Maj Golsteyn's lawyer, Phil Stackhouse, told US media he would be "relentless" in defending his client from the charges, which he was notified of on Thursday.
"Major Golsteyn is a humble servant-leader who saved countless lives, both American and Afghan, and has been recognised repeatedly for his valorous actions," Mr Stackhouse said.
He was a captain during his 2010 deployment when his heroism won him a Silver Star, the Army Times reports.
The award was later upgraded to the Distinguished Service Cross, the nation's second highest award for valour.
During Major Golsteyn's time there, two Marines from his unit were killed by a booby-trapped bomb.
In 2011 he took a routine lie detector test during an interview process for a job with the CIA.
He allegedly told interviewers that on 22 February 2010 he and another soldier had taken an alleged Taliban bomb-maker off base, shot him and buried his remains, reports NBC News.
The admission led the Army Criminal Investigation Command to investigate Maj Golsteyn in 2011.
In April 2014, he got off with an official reprimand because of lack of evidence.
Two years later, Maj Golsteyn spoke on a Fox News special report, titled "How We Fight", about how he killed the suspected bomb-maker.
He told the anchor he shot the man because he was concerned he would kill Afghan informants if released.
A congressman sided with Maj Golsteyn, writing a letter to the Army secretary to complain about the investigation.
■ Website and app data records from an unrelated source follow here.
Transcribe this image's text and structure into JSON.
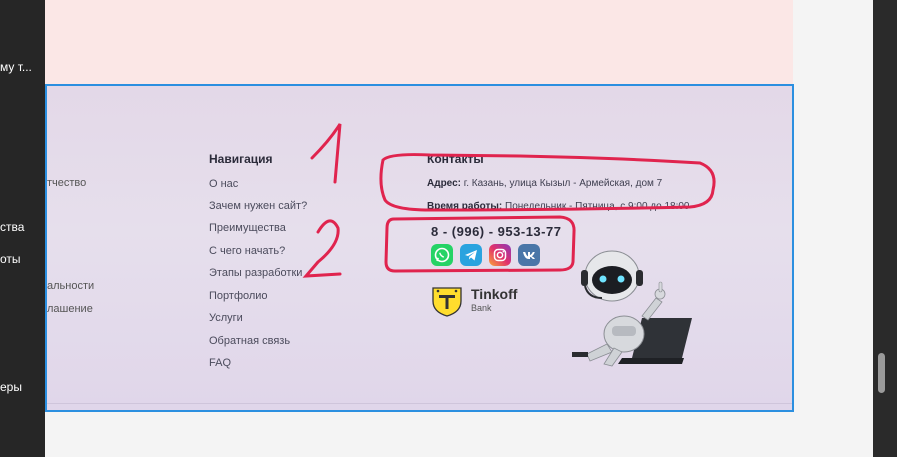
{
  "left_panel": {
    "items": [
      {
        "label": "му т..."
      },
      {
        "label": "ства"
      },
      {
        "label": "оты"
      },
      {
        "label": "еры"
      }
    ]
  },
  "footer_left": {
    "items": [
      {
        "label": "тчество"
      },
      {
        "label": "альности"
      },
      {
        "label": "лашение"
      }
    ]
  },
  "navigation": {
    "title": "Навигация",
    "items": [
      {
        "label": "О нас"
      },
      {
        "label": "Зачем нужен сайт?"
      },
      {
        "label": "Преимущества"
      },
      {
        "label": "С чего начать?"
      },
      {
        "label": "Этапы разработки"
      },
      {
        "label": "Портфолио"
      },
      {
        "label": "Услуги"
      },
      {
        "label": "Обратная связь"
      },
      {
        "label": "FAQ"
      }
    ]
  },
  "contacts": {
    "title": "Контакты",
    "address_label": "Адрес:",
    "address_value": "г. Казань, улица Кызыл - Армейская, дом 7",
    "hours_label": "Время работы:",
    "hours_value": "Понедельник - Пятница, с 9:00 до 18:00",
    "phone": "8 - (996) - 953-13-77",
    "socials": [
      {
        "icon": "whatsapp-icon",
        "color": "#25d366"
      },
      {
        "icon": "telegram-icon",
        "color": "#2aa3df"
      },
      {
        "icon": "instagram-icon",
        "color": "#e1306c"
      },
      {
        "icon": "vk-icon",
        "color": "#4a76a8"
      }
    ]
  },
  "tinkoff": {
    "brand": "Tinkoff",
    "sub": "Bank"
  },
  "annotations": {
    "label_1": "1",
    "label_2": "2",
    "color": "#e0244e"
  }
}
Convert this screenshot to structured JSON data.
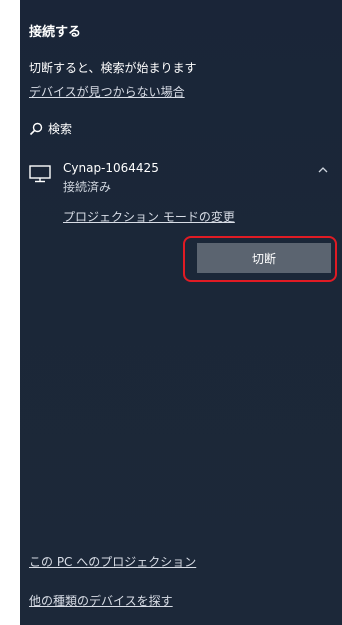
{
  "panel": {
    "title": "接続する",
    "status_text": "切断すると、検索が始まります",
    "help_link": "デバイスが見つからない場合",
    "search_label": "検索"
  },
  "device": {
    "icon": "monitor-icon",
    "name": "Cynap-1064425",
    "status": "接続済み",
    "expanded_icon": "chevron-up-icon",
    "projection_mode_link": "プロジェクション モードの変更",
    "disconnect_label": "切断"
  },
  "footer": {
    "project_to_pc_link": "この PC へのプロジェクション",
    "find_other_devices_link": "他の種類のデバイスを探す"
  },
  "colors": {
    "panel_background": "#1b2738",
    "button_background": "#5b6470",
    "highlight": "#e01b24"
  }
}
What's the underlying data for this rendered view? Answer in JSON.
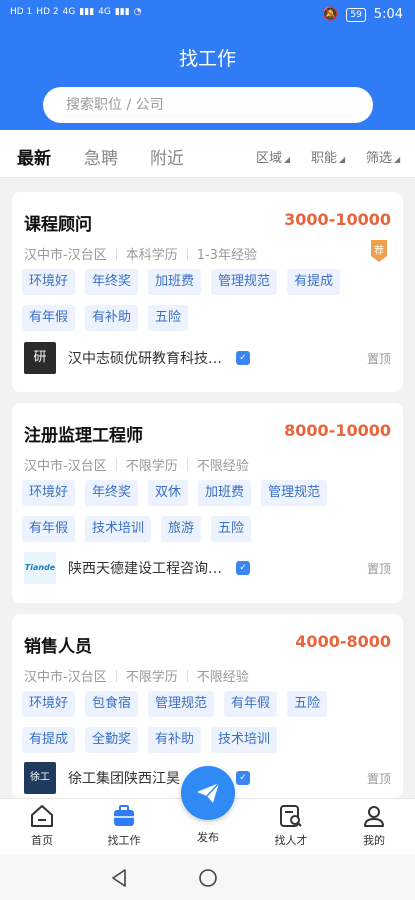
{
  "status_bar": {
    "left_labels": [
      "HD 1",
      "HD 2",
      "4G",
      "4G"
    ],
    "battery": "59",
    "time": "5:04"
  },
  "header": {
    "title": "找工作"
  },
  "search": {
    "placeholder": "搜索职位 / 公司"
  },
  "tabs": [
    {
      "label": "最新",
      "active": true
    },
    {
      "label": "急聘",
      "active": false
    },
    {
      "label": "附近",
      "active": false
    }
  ],
  "filters": [
    {
      "label": "区域"
    },
    {
      "label": "职能"
    },
    {
      "label": "筛选"
    }
  ],
  "jobs": [
    {
      "title": "课程顾问",
      "salary": "3000-10000",
      "meta": [
        "汉中市-汉台区",
        "本科学历",
        "1-3年经验"
      ],
      "badge": "荐",
      "tags": [
        "环境好",
        "年终奖",
        "加班费",
        "管理规范",
        "有提成",
        "有年假",
        "有补助",
        "五险"
      ],
      "company": "汉中志硕优研教育科技有限公司",
      "pin": "置顶",
      "logo": "研"
    },
    {
      "title": "注册监理工程师",
      "salary": "8000-10000",
      "meta": [
        "汉中市-汉台区",
        "不限学历",
        "不限经验"
      ],
      "tags": [
        "环境好",
        "年终奖",
        "双休",
        "加班费",
        "管理规范",
        "有年假",
        "技术培训",
        "旅游",
        "五险"
      ],
      "company": "陕西天德建设工程咨询有限公司",
      "pin": "置顶",
      "logo": "Tiande"
    },
    {
      "title": "销售人员",
      "salary": "4000-8000",
      "meta": [
        "汉中市-汉台区",
        "不限学历",
        "不限经验"
      ],
      "tags": [
        "环境好",
        "包食宿",
        "管理规范",
        "有年假",
        "五险",
        "有提成",
        "全勤奖",
        "有补助",
        "技术培训"
      ],
      "company": "徐工集团陕西江昊",
      "pin": "置顶",
      "logo": "徐工"
    }
  ],
  "bottom_nav": [
    {
      "label": "首页",
      "icon": "home-icon"
    },
    {
      "label": "找工作",
      "icon": "briefcase-icon",
      "active": true
    },
    {
      "label": "发布",
      "icon": "paper-plane-icon"
    },
    {
      "label": "找人才",
      "icon": "talent-search-icon"
    },
    {
      "label": "我的",
      "icon": "user-icon"
    }
  ],
  "colors": {
    "primary": "#2f7cf6",
    "salary": "#e8643c",
    "tag_bg": "#edf3fe",
    "tag_text": "#3a6fc4"
  }
}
Duncan Hunter, a California Republican, called for an end to the "retaliatory and vindictive" inquiry into "a distinguished and well regarded Green Beret".
Maj Golsteyn was placed on leave, but has since been recalled to active duty, according to Army Times.
He is charged with premeditated murder, which carries a possible death penalty.